Planned as a multigenerational residence with no age restrictions, URC is has accommodations for older residents including single-level apartments with wider doors and walk-in showers. The building will also house a pool, fitness center, an on-site medical exam room, a media room and underground parking.
Twenty-two of the residential units are reserved by the City of Cambridge for sale to those with incomes 60 to 120 percent of the Boston median income, or between $40,000 and $80,000 for a two-person family, notes Simha.
Except for the 22 Cambridge units, only those with affiliations to MIT, Harvard or Massachusetts General Hospital are eligible to reserve URC units.
MIT has no financial or other formal ties to URC. Residents will form a cooperative ownership structure after 50 percent of the units have been sold, according to Gray. At this time, about 25 percent have been reserved.
The construction and sales phases are overseen by three members of URC, all of whom will live in the building. Simha, former director of planning at MIT, serves as executive director. Gray is the nominal chair. The third member of the URC team is Neil Harper (Sc.D. 1959), former associate partner at Skidmore, Owings, and Merrill, the architectural firm.

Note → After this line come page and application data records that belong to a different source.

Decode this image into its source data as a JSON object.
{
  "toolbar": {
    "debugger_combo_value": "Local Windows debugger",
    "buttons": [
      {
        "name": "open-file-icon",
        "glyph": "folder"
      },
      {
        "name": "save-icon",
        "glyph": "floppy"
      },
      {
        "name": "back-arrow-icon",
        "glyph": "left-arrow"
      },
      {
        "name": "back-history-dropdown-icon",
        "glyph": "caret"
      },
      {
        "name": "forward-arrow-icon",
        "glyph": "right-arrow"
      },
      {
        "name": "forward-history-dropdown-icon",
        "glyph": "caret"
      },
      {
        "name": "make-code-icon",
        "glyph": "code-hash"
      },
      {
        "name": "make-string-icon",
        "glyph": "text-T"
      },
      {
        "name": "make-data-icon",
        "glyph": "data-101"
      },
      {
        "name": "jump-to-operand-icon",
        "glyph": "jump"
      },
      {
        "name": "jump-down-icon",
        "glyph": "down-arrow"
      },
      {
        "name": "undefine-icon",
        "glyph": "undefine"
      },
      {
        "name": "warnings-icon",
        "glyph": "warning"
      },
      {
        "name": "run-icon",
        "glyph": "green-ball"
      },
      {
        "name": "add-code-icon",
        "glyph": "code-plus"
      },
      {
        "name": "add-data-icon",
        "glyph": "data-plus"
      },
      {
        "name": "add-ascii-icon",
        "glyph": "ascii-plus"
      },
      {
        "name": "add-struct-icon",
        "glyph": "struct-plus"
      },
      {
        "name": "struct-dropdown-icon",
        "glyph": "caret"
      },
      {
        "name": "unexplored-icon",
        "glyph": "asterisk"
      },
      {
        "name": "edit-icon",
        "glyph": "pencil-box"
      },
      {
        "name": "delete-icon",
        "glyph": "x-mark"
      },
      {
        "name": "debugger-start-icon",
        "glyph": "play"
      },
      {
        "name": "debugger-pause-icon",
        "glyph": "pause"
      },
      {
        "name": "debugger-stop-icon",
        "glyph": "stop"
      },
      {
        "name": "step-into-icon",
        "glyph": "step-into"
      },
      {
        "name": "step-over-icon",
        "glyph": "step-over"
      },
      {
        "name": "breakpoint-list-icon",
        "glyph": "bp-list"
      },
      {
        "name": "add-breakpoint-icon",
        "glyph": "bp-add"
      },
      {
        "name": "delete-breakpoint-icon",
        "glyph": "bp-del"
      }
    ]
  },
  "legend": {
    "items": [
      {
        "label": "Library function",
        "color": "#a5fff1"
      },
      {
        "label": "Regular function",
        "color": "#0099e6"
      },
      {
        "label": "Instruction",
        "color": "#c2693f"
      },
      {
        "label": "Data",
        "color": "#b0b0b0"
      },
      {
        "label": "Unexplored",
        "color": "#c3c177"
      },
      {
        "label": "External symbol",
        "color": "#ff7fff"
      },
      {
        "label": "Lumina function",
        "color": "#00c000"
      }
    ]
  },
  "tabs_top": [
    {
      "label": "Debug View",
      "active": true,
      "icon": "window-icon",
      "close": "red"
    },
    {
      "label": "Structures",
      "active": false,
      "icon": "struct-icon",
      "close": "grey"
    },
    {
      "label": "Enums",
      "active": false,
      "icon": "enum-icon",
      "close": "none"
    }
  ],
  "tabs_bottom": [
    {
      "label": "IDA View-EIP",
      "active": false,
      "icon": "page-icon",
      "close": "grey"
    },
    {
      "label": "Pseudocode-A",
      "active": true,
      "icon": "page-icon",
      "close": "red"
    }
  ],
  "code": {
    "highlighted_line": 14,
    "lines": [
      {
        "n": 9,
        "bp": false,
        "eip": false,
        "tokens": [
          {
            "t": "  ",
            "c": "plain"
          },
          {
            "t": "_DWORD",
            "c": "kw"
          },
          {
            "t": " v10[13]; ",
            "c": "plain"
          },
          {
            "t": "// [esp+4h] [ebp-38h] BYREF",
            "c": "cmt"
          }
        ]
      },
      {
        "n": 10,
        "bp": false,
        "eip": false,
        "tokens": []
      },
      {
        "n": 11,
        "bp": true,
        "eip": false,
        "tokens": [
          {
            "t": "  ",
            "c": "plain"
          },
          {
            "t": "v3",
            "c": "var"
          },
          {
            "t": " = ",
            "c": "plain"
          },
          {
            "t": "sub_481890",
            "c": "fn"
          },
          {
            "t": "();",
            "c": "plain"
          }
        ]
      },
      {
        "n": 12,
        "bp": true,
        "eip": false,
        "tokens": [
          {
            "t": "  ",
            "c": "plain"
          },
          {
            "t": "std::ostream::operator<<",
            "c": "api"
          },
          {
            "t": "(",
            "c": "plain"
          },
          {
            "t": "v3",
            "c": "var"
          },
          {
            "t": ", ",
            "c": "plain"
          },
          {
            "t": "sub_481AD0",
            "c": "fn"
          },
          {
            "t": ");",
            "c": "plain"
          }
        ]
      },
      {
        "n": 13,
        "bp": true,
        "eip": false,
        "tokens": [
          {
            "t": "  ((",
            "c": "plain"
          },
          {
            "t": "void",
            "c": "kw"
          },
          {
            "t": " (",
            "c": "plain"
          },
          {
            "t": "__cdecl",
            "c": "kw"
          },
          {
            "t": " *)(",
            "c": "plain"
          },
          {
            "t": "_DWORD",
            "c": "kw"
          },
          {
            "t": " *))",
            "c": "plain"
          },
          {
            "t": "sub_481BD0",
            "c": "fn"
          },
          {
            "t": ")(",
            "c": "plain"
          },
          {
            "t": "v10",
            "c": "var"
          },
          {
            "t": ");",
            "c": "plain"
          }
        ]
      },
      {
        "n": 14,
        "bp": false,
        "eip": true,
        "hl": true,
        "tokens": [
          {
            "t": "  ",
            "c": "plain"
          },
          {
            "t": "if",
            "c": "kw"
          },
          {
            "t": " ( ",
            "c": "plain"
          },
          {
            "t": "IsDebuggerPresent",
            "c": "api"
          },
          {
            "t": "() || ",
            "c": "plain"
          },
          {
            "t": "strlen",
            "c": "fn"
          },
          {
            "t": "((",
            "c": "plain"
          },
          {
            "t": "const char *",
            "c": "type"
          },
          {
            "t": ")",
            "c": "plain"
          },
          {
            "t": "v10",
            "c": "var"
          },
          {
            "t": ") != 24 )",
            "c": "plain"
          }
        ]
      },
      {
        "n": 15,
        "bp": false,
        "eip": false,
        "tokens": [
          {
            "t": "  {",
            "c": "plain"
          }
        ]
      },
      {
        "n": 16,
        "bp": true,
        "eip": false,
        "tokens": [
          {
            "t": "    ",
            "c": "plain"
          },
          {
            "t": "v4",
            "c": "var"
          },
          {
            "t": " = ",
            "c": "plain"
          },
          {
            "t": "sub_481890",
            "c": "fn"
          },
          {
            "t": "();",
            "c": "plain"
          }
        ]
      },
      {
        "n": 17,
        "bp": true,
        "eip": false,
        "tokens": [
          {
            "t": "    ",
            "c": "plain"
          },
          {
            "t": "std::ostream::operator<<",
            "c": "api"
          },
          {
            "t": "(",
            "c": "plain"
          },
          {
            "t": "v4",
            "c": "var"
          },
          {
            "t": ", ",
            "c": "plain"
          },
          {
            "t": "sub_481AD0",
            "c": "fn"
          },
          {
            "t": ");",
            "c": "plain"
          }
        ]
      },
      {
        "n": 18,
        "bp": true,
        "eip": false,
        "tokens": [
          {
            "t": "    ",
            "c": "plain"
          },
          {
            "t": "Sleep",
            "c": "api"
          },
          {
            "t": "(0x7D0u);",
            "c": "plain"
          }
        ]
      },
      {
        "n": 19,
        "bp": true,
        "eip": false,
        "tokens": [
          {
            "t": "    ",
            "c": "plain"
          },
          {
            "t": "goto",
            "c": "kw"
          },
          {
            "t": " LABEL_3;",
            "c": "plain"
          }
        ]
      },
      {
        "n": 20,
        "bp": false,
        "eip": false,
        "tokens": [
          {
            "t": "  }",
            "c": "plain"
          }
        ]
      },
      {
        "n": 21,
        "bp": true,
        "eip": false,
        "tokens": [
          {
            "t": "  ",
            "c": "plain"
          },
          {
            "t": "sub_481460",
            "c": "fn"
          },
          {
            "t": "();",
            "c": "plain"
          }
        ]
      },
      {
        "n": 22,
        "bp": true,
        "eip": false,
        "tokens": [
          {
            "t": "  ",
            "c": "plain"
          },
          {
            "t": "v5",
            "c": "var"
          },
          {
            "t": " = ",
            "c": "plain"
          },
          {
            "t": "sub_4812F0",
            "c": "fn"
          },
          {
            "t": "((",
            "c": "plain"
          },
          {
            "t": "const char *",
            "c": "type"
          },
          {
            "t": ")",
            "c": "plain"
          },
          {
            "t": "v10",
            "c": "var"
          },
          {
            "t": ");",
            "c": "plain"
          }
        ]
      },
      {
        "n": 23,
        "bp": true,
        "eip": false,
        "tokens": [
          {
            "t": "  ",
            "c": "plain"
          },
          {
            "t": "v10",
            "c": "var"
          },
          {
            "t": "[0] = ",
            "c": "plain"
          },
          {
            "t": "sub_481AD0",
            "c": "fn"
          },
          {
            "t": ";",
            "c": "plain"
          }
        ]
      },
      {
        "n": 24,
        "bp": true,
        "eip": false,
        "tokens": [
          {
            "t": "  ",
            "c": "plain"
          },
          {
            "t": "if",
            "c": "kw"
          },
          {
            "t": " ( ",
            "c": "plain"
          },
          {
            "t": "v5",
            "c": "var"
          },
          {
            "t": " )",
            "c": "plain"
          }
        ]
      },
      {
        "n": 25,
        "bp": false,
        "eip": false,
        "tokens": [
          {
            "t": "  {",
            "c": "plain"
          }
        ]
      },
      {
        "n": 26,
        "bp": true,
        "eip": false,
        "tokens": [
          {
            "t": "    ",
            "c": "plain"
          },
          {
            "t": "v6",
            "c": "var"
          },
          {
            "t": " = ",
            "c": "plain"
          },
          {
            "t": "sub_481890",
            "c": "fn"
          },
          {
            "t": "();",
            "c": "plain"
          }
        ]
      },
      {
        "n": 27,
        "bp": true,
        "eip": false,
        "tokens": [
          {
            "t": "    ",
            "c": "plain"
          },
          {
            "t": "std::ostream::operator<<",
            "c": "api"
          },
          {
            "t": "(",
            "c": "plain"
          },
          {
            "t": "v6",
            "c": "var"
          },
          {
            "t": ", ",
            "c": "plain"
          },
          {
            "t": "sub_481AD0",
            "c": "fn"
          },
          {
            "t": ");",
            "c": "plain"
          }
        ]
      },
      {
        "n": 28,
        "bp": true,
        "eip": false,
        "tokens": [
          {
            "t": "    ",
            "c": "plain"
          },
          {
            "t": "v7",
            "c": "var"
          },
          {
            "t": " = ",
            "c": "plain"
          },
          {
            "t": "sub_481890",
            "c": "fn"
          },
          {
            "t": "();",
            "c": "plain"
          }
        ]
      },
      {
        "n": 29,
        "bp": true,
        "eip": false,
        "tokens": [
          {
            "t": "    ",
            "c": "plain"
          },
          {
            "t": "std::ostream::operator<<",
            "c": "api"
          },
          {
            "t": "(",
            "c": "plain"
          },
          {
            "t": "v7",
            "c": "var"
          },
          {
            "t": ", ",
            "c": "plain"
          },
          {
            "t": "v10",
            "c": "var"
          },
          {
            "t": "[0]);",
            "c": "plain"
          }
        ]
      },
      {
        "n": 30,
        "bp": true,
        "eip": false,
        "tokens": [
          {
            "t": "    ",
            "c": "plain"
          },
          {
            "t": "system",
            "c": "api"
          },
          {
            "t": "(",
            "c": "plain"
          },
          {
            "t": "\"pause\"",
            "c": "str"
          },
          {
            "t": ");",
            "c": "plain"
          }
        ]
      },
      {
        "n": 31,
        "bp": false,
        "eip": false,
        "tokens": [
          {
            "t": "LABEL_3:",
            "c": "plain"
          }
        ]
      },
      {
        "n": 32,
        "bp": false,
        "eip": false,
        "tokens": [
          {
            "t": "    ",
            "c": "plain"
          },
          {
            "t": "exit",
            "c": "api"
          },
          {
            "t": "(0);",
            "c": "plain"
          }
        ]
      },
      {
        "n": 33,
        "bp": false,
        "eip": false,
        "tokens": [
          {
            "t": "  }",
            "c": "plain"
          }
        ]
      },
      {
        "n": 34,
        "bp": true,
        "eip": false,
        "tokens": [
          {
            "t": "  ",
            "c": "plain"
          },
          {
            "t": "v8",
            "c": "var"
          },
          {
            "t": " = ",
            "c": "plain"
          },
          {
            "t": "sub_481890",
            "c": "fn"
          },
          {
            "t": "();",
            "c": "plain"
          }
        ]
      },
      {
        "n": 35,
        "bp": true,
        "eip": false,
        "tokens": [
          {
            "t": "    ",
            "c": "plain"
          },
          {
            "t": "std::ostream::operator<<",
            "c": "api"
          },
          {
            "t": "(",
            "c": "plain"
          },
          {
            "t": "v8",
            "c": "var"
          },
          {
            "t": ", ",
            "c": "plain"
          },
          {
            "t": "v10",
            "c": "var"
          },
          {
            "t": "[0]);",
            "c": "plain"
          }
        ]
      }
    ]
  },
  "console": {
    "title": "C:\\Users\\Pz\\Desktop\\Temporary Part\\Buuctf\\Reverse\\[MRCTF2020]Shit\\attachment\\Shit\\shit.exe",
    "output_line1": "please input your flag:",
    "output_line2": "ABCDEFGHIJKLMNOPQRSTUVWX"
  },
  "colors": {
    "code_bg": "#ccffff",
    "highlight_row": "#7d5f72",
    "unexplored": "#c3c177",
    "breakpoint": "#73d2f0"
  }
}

"My URC colleagues and I firmly believe that we are at the beginning of establishing a unique community that will provide a warm and stimulating environment and will serve the larger MIT community for generations," Simha says.